We have presented in this paper a powerful method which takes in to account the finite ramp time in the Schapery’s non-linear viscoelastic equation. It came out that the method is a good predicting tool of strain in creep test, because it is doing while minimizing the relative error. At the end material non-linearity parameters that have been simulated from the proposed method are in good agreement with those found in literature. The authors  ,  and  applied different processes in their works to predict long term creep of composites and they came out with good results. In the future we can see how to apply our correction method to what they did in order to have different point of view.
 Talla, P.K., Foadieng, E., Fouotsa, W.C.M., Fogue, M., Bishweka, S., Ngarguededjim K.E., Alabeweh, F.S. and Foudjet, A. (2015) A Contribution to the Study of Entandrophragma Cylindricum Sprague and Lovoa Trichilioides Harms Long Term behaviour. Revue scientifique et Technique Forêt et Environnement du Bassin du Congo, X, 10-21.
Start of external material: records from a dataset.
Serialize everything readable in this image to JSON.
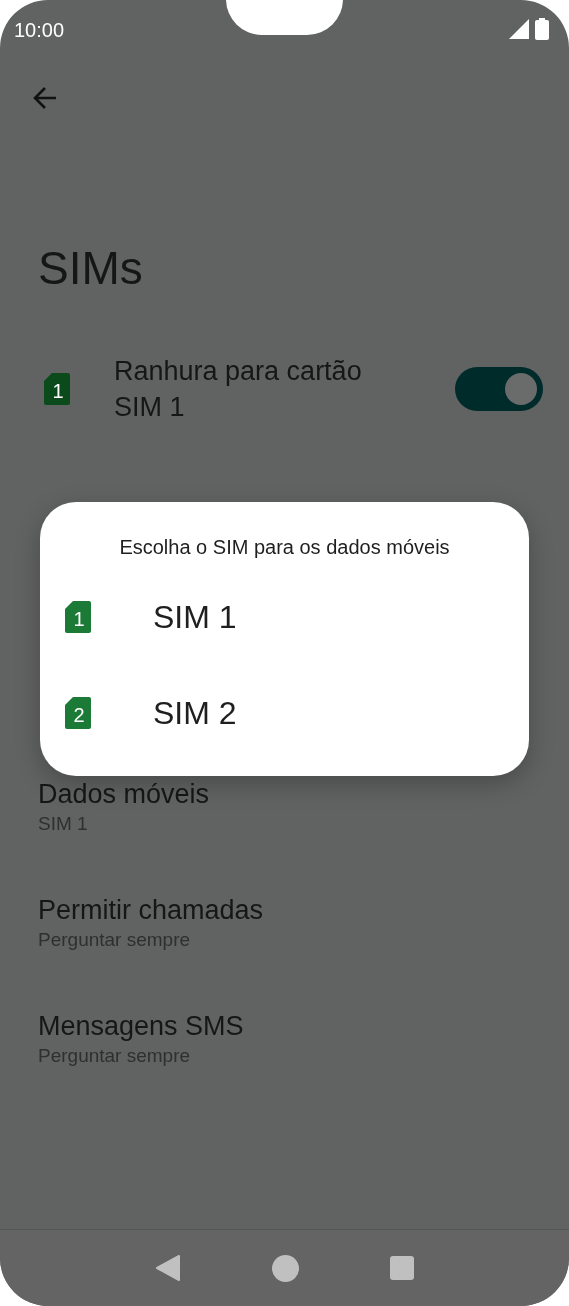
{
  "status_bar": {
    "time": "10:00"
  },
  "page": {
    "title": "SIMs"
  },
  "sim_slots": [
    {
      "title": "Ranhura para cartão SIM 1",
      "slot": "1",
      "on": true
    }
  ],
  "settings": [
    {
      "title": "Dados móveis",
      "value": "SIM 1"
    },
    {
      "title": "Permitir chamadas",
      "value": "Perguntar sempre"
    },
    {
      "title": "Mensagens SMS",
      "value": "Perguntar sempre"
    }
  ],
  "dialog": {
    "title": "Escolha o SIM para os dados móveis",
    "options": [
      {
        "label": "SIM 1",
        "slot": "1"
      },
      {
        "label": "SIM 2",
        "slot": "2"
      }
    ]
  }
}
 Talla, P.K., Mabekou, J.S., Fogue, M., Fomethe, A., Bawe, G.N., Foadieng, E. and Foudjet, A. (2010) Non-Linear Creep Behavior of Raphia vinifera L. Arecacea under Flexural Load. International Journal of Mechanics and Solids, 5, 151-172.
 Talla, P.K., Pelab, F.B., Fogue, M., Fomethe, A., Bawe, G.N., Foadieng, E. and Foudjet, A. (2007) Non-Linear Creep Behavior of Raphia vinifera L. Arecacea. International Journal of Mechanics and Solids, 2, 1-11.
 Foadieng, E., Fogue, M. and Talla, P.K. (2012) Effect of the Span Length on the Deflection and the Creep Behavior of Raffia Bamboo Vinifera L. Arecacea Beam. International Journal of Material Science, 7, 153-167.
 Kshitish, A.P. (2009) Linear and Non-Linear Viscoelastic Characterization of Proton Exchange Membranes and Stress Modeling for Fuel Cell Application. Doctor of Philosophy thesis, Virginia Polytechnic Institute and State University, USA.
 Chien, W.H., Rashid, K.A., Eyad, A.M., Dallas, N.L. and Gordon, D.A. (2011) Numerical Implementation and Validation of a Non-Linear Viscoelastic and Viscoplastic Model for Asphalt Mixes. International Journal of Pavement Engineering, 12, 433-447.
 Zapas, L.J. and Philips, J.C. (1971) Simple Shearing Flows in Polyisobutylene Solutions. Journal of Research of the National Bureau of Standards, 75A, 33-41.
 Rami, M.H.K. and Anastasia, H.M. (2003) Numerical Finite Element Formulation of the Schapery Non-Linear Viscoelastic Material Model. International Journal for Numerical Methods in Engineering, 59, 25-45.
 Ratchada, S. and Raffaella, D.V. (2011) A Mathematical Model for Creep, Relaxation and Strain Stiffening in Parallel-Fibered Collagenous Tissues. Journal of Medical Engineering and Physics, 33, 1056-1063.
 Kaouther, B.A.A. (2010) Relations entre propriétés rhéologiques et structure microscopique de dispersions de particules d’argile dans des solutions de polymères. Thèse de Doctorat (Ph.D.), Université de Haute Alsace, France.
 Ashish, O., Ray, V.J. and Roderic, S.L. (2003) Interralation of Creep and Relaxation for Non-Linearly Viscoelastic Materials: Application to Ligament and Metal. Rheologica Acta, 42, 557-568.